* [Exercise brief]:
Each record below should be printed exactly as it was written.

=-=-=

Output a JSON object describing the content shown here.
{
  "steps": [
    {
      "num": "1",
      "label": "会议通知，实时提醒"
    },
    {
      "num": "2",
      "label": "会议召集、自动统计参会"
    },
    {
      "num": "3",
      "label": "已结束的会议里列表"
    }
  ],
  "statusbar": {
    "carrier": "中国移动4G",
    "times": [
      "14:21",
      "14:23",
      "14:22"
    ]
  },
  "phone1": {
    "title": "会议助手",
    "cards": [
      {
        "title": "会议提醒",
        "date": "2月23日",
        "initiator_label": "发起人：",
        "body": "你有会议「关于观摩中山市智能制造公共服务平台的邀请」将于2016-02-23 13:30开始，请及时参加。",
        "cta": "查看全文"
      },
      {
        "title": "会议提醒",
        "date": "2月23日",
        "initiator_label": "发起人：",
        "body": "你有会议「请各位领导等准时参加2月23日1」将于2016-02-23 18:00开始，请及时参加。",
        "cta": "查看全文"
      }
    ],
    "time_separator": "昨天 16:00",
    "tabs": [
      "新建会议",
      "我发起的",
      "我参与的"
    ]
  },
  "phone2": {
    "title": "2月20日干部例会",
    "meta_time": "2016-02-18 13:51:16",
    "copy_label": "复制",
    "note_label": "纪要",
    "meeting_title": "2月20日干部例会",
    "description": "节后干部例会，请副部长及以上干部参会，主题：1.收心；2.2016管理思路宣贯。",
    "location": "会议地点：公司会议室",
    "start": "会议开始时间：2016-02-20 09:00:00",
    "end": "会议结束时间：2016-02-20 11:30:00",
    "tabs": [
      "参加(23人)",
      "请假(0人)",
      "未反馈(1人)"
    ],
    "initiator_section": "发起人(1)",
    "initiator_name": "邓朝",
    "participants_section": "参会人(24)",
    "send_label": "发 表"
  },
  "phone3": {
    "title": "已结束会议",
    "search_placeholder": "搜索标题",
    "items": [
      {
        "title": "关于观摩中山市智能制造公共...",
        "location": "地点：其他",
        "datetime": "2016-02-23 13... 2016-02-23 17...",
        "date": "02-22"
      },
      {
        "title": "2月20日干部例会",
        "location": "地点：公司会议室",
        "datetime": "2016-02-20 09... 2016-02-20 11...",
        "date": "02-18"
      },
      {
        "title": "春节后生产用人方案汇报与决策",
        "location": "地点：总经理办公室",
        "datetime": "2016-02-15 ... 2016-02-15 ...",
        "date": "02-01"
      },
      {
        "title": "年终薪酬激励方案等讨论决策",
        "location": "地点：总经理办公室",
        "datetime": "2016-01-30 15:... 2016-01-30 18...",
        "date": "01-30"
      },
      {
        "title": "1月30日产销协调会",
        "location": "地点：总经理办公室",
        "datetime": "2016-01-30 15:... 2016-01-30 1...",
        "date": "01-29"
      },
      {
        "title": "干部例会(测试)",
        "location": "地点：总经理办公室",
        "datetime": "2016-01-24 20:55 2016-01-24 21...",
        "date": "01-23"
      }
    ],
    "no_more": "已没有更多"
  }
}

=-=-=

* [Written reply]:
Output a JSON object describing the content shown here.
{
  "steps": [
    {
      "num": "1",
      "label": "会议通知，实时提醒"
    },
    {
      "num": "2",
      "label": "会议召集、自动统计参会"
    },
    {
      "num": "3",
      "label": "已结束的会议里列表"
    }
  ],
  "statusbar": {
    "carrier": "中国移动4G",
    "times": [
      "14:21",
      "14:23",
      "14:22"
    ]
  },
  "phone1": {
    "title": "会议助手",
    "cards": [
      {
        "title": "会议提醒",
        "date": "2月23日",
        "initiator_label": "发起人：",
        "body": "你有会议「关于观摩中山市智能制造公共服务平台的邀请」将于2016-02-23 13:30开始，请及时参加。",
        "cta": "查看全文"
      },
      {
        "title": "会议提醒",
        "date": "2月23日",
        "initiator_label": "发起人：",
        "body": "你有会议「请各位领导等准时参加2月23日1」将于2016-02-23 18:00开始，请及时参加。",
        "cta": "查看全文"
      }
    ],
    "time_separator": "昨天 16:00",
    "tabs": [
      "新建会议",
      "我发起的",
      "我参与的"
    ]
  },
  "phone2": {
    "title": "2月20日干部例会",
    "meta_time": "2016-02-18 13:51:16",
    "copy_label": "复制",
    "note_label": "纪要",
    "meeting_title": "2月20日干部例会",
    "description": "节后干部例会，请副部长及以上干部参会，主题：1.收心；2.2016管理思路宣贯。",
    "location": "会议地点：公司会议室",
    "start": "会议开始时间：2016-02-20 09:00:00",
    "end": "会议结束时间：2016-02-20 11:30:00",
    "tabs": [
      "参加(23人)",
      "请假(0人)",
      "未反馈(1人)"
    ],
    "initiator_section": "发起人(1)",
    "initiator_name": "邓朝",
    "participants_section": "参会人(24)",
    "send_label": "发 表"
  },
  "phone3": {
    "title": "已结束会议",
    "search_placeholder": "搜索标题",
    "items": [
      {
        "title": "关于观摩中山市智能制造公共...",
        "location": "地点：其他",
        "datetime": "2016-02-23 13... 2016-02-23 17...",
        "date": "02-22"
      },
      {
        "title": "2月20日干部例会",
        "location": "地点：公司会议室",
        "datetime": "2016-02-20 09... 2016-02-20 11...",
        "date": "02-18"
      },
      {
        "title": "春节后生产用人方案汇报与决策",
        "location": "地点：总经理办公室",
        "datetime": "2016-02-15 ... 2016-02-15 ...",
        "date": "02-01"
      },
      {
        "title": "年终薪酬激励方案等讨论决策",
        "location": "地点：总经理办公室",
        "datetime": "2016-01-30 15:... 2016-01-30 18...",
        "date": "01-30"
      },
      {
        "title": "1月30日产销协调会",
        "location": "地点：总经理办公室",
        "datetime": "2016-01-30 15:... 2016-01-30 1...",
        "date": "01-29"
      },
      {
        "title": "干部例会(测试)",
        "location": "地点：总经理办公室",
        "datetime": "2016-01-24 20:55 2016-01-24 21...",
        "date": "01-23"
      }
    ],
    "no_more": "已没有更多"
  }
}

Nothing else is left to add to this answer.